Dictatorships and illiberal states are not the only ones who disregard human rights. Time and again, Western democracies violate fundamental human rights. Mass surveillance of their own citizens, drone strikes that kill civilians, the torture of detainees – these are just some of the crimes that for example the United States has overseen in recent years.
After the 9/11 attacks, the US brutally pursued those they considered their "enemies." From early 2002, the CIA and the US military – with approval at the highest levels – kidnapped, unlawfully detained and tortured hundreds of people. The US torture program violated international as well as human rights law (including the UN Convention against Torture) – under the pretext of the fight against terrorism.

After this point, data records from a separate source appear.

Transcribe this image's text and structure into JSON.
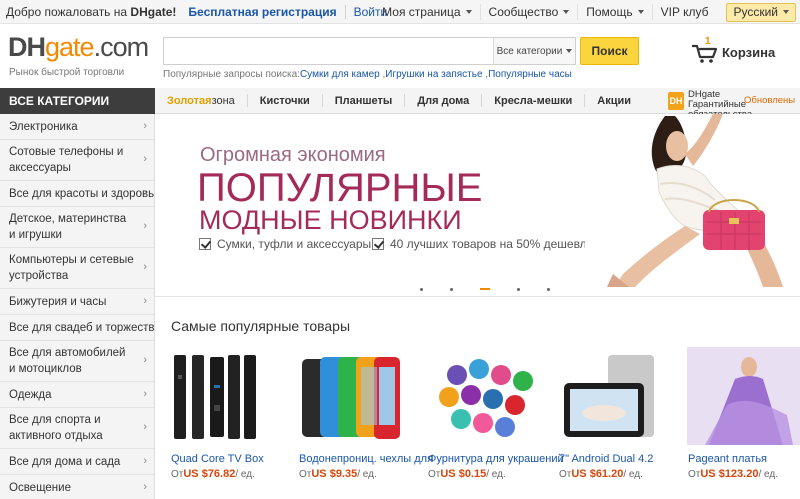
{
  "topbar": {
    "welcome": "Добро пожаловать на ",
    "welcome_brand": "DHgate!",
    "register": "Бесплатная регистрация",
    "login": "Войти",
    "my_page": "Моя страница",
    "community": "Сообщество",
    "help": "Помощь",
    "vip": "VIP клуб",
    "language": "Русский"
  },
  "header": {
    "logo_dh": "DH",
    "logo_gate": "gate",
    "logo_com": ".com",
    "tagline": "Рынок быстрой торговли",
    "search_placeholder": "",
    "category_select": "Все категории",
    "search_button": "Поиск",
    "popular_label": "Популярные запросы поиска:",
    "popular_links": [
      "Сумки для камер",
      "Игрушки на запястье",
      "Популярные часы"
    ],
    "cart_count": "1",
    "cart_label": "Корзина"
  },
  "nav": {
    "all_categories": "ВСЕ КАТЕГОРИИ",
    "gold": "Золотая",
    "zone": " зона",
    "items": [
      "Кисточки",
      "Планшеты",
      "Для дома",
      "Кресла-мешки",
      "Акции"
    ],
    "guarantee_badge": "DH",
    "guarantee_text": "DHgate Гарантийные обязательства",
    "updated": "Обновлены"
  },
  "sidebar": {
    "items": [
      {
        "label": "Электроника"
      },
      {
        "label": "Сотовые телефоны и аксессуары"
      },
      {
        "label": "Все для красоты и здоровья"
      },
      {
        "label": "Детское, материнства и игрушки"
      },
      {
        "label": "Компьютеры и сетевые устройства"
      },
      {
        "label": "Бижутерия и часы"
      },
      {
        "label": "Все для свадеб и торжеств"
      },
      {
        "label": "Все для автомобилей и мотоциклов"
      },
      {
        "label": "Одежда"
      },
      {
        "label": "Все для спорта и активного отдыха"
      },
      {
        "label": "Все для дома и сада"
      },
      {
        "label": "Освещение"
      }
    ]
  },
  "banner": {
    "kicker": "Огромная экономия",
    "headline1": "ПОПУЛЯРНЫЕ",
    "headline2": "МОДНЫЕ НОВИНКИ",
    "feature1": "Сумки, туфли и аксессуары",
    "feature2": "40 лучших товаров на 50% дешевле",
    "slides_total": 5,
    "active_slide": 3
  },
  "products": {
    "title": "Самые популярные товары",
    "from": "От",
    "unit": "/ ед.",
    "items": [
      {
        "name": "Quad Core TV Box",
        "price": "US $76.82"
      },
      {
        "name": "Водонепрониц. чехлы для",
        "price": "US $9.35"
      },
      {
        "name": "Фурнитура для украшений",
        "price": "US $0.15"
      },
      {
        "name": "7\" Android Dual 4.2",
        "price": "US $61.20"
      },
      {
        "name": "Pageant платья",
        "price": "US $123.20"
      }
    ]
  },
  "colors": {
    "accent": "#f08a00",
    "link": "#1a56a8",
    "headline": "#a42a5a",
    "price": "#d8460b",
    "search_button": "#fbd53e"
  }
}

The US use of armed unmanned aerial vehicles, also known as drones, as part of counter-terrorism operations began under President George W. Bush and was greatly expanded under President Barack Obama. The US uses armed drones to kill suspected terrorists overseas, including outside areas of armed conflict. In many cases the drones kill innocent civilians. The practice of using lethal force against individuals outside of any armed conflict, or – in the case of attacks conducted during an armed conflict – without properly determining their status (whether they are military targets or civilians) results in egregious violations of human rights and international (humanitarian) law.
For more than ten years, ECCHR has been taking legal action against systematic US torture and unlawful drone strikes. The focus of our work is on establishing the accountability of those bearing the greatest responsibility: the senior politicians, officials, intelligence agents and military personnel who established and implemented these policies.
In the summer of 2012, two members of the bin Ali Jaber family were killed and many survivors traumatized in a drone attack in the Yemeni village of Khashamir. The US Ramstein Air Base in Germany played an important role in the attack. The German government’s response has been to deny any knowledge of or responsibility for the death of these and other civilians from US drone attacks.
ECCHR has filed a criminal complaint with the German Federal Public Prosecutor calling for investigations into Gina Haspel’s role in the torture of detainees at a CIA secret prison in Thailand in 2002. Haspel was appointed director of the CIA by President Donald Trump in May 2018.
After learning that Mourad Benchellali and Nizar Sassi were being detained by the US at Guantánamo detention center, their families filed a criminal complaint before French courts asking authorities to investigate torture, ill-treatment and arbitrary detention. That was in November 2002. Since then, the French judiciary has been conducting investigations into the US torture program and the high-ranking officials responsible for it.
Between 2004 and 2007, three complaints were filed in Germany and in France against members of the US Government, including former Secretary of Defense Donald Rumsfeld and members of the military forces in connection with war crimes, torture and other criminal acts in the military prisons of Guantánamo and Abu Ghraib.
As a signatory of the Convention against Torture, the US is obliged to prosecute for these crimes. Nevertheless, there is evidence concerning the torture program after 11 September 2001 with a particular focus on the liability of high ranking US officials, including former President Bush.
ECCHR sumbitted an amici curiae brief in order to support the compensation claim in the Arar case. Maher Arar, a Canadian citizen, was arrested and abducted by US officials in 2002 and brought to Syria. During his one-year detention he suffered torture and was imprisoned under inhumane conditions.
In March 2009, ECCHR partner lawyer Gonzalo Boye filed a criminal complaint against six former US officials of the Bush administration regarding their accountability for violations of international law, including war crimes and torture. The US officials became known as the “Bush Six.”
ECCHR supported the case of the German victim of a drone strike in Pakistan, Bünyamin E. According to ECCHR’s examinations, the case raises a number of serious doubts as to the application and interpretation of the law and shows insufficient investigations.